> **Task**:
Show every line of the records below that contains the word "Equations".

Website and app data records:

· · · ·

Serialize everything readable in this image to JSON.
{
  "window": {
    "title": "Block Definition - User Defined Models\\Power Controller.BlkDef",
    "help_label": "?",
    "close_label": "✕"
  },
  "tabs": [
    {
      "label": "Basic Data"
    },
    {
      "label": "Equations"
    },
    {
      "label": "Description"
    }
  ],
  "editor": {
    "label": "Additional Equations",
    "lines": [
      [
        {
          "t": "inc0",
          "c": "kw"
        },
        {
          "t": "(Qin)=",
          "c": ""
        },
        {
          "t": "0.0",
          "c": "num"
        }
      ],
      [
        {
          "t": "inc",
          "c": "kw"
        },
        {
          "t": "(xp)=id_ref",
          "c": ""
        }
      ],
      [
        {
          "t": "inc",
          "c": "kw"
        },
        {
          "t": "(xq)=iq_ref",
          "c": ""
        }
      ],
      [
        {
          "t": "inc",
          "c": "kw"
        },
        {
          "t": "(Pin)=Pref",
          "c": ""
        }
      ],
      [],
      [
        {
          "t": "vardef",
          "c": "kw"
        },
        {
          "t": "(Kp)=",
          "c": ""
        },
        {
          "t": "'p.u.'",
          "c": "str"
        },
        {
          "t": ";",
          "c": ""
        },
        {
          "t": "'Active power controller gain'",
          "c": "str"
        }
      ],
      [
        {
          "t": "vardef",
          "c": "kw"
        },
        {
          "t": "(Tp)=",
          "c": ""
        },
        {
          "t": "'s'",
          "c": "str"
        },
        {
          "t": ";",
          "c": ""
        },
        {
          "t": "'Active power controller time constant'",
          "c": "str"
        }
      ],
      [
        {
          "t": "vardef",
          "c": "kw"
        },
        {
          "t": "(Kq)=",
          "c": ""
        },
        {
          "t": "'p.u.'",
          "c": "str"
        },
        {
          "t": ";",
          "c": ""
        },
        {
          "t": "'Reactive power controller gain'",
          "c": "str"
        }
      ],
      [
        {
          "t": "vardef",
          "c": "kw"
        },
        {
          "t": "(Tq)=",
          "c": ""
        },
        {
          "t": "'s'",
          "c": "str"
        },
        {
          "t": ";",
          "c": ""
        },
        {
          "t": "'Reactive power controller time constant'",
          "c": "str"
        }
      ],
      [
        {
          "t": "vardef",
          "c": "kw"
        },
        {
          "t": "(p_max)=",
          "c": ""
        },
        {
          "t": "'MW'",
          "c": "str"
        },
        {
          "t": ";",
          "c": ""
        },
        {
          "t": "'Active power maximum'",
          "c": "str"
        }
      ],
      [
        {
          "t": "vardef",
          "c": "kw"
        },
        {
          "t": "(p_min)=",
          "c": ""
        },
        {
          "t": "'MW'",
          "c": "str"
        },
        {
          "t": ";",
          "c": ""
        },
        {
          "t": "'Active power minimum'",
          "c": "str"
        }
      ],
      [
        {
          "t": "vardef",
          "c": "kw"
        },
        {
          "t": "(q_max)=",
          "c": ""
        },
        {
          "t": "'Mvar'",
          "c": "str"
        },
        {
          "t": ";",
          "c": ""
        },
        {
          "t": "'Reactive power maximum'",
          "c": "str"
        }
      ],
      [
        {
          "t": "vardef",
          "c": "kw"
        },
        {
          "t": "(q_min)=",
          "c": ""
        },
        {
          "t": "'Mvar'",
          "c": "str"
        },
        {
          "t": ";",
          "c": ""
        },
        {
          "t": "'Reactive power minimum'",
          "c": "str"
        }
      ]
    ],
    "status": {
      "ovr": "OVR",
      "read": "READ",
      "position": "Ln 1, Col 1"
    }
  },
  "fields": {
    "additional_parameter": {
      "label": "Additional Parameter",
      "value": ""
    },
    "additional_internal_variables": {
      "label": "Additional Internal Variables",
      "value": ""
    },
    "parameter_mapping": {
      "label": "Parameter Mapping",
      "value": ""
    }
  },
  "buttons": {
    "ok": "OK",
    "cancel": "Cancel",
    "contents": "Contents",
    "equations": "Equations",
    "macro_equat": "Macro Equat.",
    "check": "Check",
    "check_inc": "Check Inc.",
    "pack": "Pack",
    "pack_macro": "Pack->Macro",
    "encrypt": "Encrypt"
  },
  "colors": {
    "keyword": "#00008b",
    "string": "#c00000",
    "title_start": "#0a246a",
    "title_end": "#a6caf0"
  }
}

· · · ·

> **Written response**:
      "label": "Equations"
    "label": "Additional Equations",
    "equations": "Equations",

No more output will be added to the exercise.